→ **THE PROBLEM**: Repeat all entries below exactly as shown.

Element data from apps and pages
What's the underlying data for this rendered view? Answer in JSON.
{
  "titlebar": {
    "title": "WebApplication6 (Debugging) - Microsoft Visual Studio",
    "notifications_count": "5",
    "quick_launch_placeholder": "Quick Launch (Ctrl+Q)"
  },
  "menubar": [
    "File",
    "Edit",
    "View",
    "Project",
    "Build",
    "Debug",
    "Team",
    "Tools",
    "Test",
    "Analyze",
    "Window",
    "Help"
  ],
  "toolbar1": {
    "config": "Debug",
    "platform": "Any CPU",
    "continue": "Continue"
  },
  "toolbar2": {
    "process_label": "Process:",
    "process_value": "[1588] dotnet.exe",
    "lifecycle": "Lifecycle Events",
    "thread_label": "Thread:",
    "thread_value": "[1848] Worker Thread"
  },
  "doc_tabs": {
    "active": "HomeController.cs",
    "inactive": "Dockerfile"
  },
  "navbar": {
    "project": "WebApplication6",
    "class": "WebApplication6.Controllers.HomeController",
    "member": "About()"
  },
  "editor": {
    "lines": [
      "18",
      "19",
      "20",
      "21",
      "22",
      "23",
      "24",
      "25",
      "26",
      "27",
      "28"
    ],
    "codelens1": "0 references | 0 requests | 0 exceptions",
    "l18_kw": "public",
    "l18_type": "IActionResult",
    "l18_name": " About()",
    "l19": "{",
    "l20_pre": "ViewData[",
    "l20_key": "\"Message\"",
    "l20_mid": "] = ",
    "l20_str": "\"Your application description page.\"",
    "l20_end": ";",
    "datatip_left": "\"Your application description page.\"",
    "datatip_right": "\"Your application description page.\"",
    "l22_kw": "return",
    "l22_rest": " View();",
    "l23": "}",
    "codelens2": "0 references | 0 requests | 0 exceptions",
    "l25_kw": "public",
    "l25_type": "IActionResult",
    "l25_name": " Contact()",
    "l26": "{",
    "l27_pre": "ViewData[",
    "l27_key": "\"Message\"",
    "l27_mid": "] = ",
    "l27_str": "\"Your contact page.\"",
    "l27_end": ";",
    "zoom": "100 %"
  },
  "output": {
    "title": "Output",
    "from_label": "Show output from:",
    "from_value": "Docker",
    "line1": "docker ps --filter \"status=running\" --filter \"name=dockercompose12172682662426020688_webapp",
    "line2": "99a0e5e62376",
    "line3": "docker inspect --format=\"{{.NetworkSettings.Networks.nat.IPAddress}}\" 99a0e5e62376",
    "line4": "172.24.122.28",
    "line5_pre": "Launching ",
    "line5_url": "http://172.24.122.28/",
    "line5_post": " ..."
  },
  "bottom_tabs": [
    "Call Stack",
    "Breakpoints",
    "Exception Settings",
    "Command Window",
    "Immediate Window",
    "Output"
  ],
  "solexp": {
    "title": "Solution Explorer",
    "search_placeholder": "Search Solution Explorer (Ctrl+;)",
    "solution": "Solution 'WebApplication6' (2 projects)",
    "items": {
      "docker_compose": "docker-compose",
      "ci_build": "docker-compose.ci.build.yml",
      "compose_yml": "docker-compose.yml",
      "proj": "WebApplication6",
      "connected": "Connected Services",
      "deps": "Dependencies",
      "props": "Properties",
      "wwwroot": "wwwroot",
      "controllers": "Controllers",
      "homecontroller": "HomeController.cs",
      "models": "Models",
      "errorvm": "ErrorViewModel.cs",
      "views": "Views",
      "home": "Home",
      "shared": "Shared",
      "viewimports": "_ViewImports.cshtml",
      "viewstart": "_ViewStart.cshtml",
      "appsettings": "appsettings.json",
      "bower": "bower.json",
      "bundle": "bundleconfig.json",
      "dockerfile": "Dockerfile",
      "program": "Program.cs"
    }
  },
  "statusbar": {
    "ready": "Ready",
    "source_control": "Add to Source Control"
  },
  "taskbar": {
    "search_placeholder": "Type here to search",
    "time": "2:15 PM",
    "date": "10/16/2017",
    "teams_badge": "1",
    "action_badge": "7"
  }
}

→ **ANSWER BOX**:
What's the underlying data for this rendered view? Answer in JSON.
{
  "titlebar": {
    "title": "WebApplication6 (Debugging) - Microsoft Visual Studio",
    "notifications_count": "5",
    "quick_launch_placeholder": "Quick Launch (Ctrl+Q)"
  },
  "menubar": [
    "File",
    "Edit",
    "View",
    "Project",
    "Build",
    "Debug",
    "Team",
    "Tools",
    "Test",
    "Analyze",
    "Window",
    "Help"
  ],
  "toolbar1": {
    "config": "Debug",
    "platform": "Any CPU",
    "continue": "Continue"
  },
  "toolbar2": {
    "process_label": "Process:",
    "process_value": "[1588] dotnet.exe",
    "lifecycle": "Lifecycle Events",
    "thread_label": "Thread:",
    "thread_value": "[1848] Worker Thread"
  },
  "doc_tabs": {
    "active": "HomeController.cs",
    "inactive": "Dockerfile"
  },
  "navbar": {
    "project": "WebApplication6",
    "class": "WebApplication6.Controllers.HomeController",
    "member": "About()"
  },
  "editor": {
    "lines": [
      "18",
      "19",
      "20",
      "21",
      "22",
      "23",
      "24",
      "25",
      "26",
      "27",
      "28"
    ],
    "codelens1": "0 references | 0 requests | 0 exceptions",
    "l18_kw": "public",
    "l18_type": "IActionResult",
    "l18_name": " About()",
    "l19": "{",
    "l20_pre": "ViewData[",
    "l20_key": "\"Message\"",
    "l20_mid": "] = ",
    "l20_str": "\"Your application description page.\"",
    "l20_end": ";",
    "datatip_left": "\"Your application description page.\"",
    "datatip_right": "\"Your application description page.\"",
    "l22_kw": "return",
    "l22_rest": " View();",
    "l23": "}",
    "codelens2": "0 references | 0 requests | 0 exceptions",
    "l25_kw": "public",
    "l25_type": "IActionResult",
    "l25_name": " Contact()",
    "l26": "{",
    "l27_pre": "ViewData[",
    "l27_key": "\"Message\"",
    "l27_mid": "] = ",
    "l27_str": "\"Your contact page.\"",
    "l27_end": ";",
    "zoom": "100 %"
  },
  "output": {
    "title": "Output",
    "from_label": "Show output from:",
    "from_value": "Docker",
    "line1": "docker ps --filter \"status=running\" --filter \"name=dockercompose12172682662426020688_webapp",
    "line2": "99a0e5e62376",
    "line3": "docker inspect --format=\"{{.NetworkSettings.Networks.nat.IPAddress}}\" 99a0e5e62376",
    "line4": "172.24.122.28",
    "line5_pre": "Launching ",
    "line5_url": "http://172.24.122.28/",
    "line5_post": " ..."
  },
  "bottom_tabs": [
    "Call Stack",
    "Breakpoints",
    "Exception Settings",
    "Command Window",
    "Immediate Window",
    "Output"
  ],
  "solexp": {
    "title": "Solution Explorer",
    "search_placeholder": "Search Solution Explorer (Ctrl+;)",
    "solution": "Solution 'WebApplication6' (2 projects)",
    "items": {
      "docker_compose": "docker-compose",
      "ci_build": "docker-compose.ci.build.yml",
      "compose_yml": "docker-compose.yml",
      "proj": "WebApplication6",
      "connected": "Connected Services",
      "deps": "Dependencies",
      "props": "Properties",
      "wwwroot": "wwwroot",
      "controllers": "Controllers",
      "homecontroller": "HomeController.cs",
      "models": "Models",
      "errorvm": "ErrorViewModel.cs",
      "views": "Views",
      "home": "Home",
      "shared": "Shared",
      "viewimports": "_ViewImports.cshtml",
      "viewstart": "_ViewStart.cshtml",
      "appsettings": "appsettings.json",
      "bower": "bower.json",
      "bundle": "bundleconfig.json",
      "dockerfile": "Dockerfile",
      "program": "Program.cs"
    }
  },
  "statusbar": {
    "ready": "Ready",
    "source_control": "Add to Source Control"
  },
  "taskbar": {
    "search_placeholder": "Type here to search",
    "time": "2:15 PM",
    "date": "10/16/2017",
    "teams_badge": "1",
    "action_badge": "7"
  }
}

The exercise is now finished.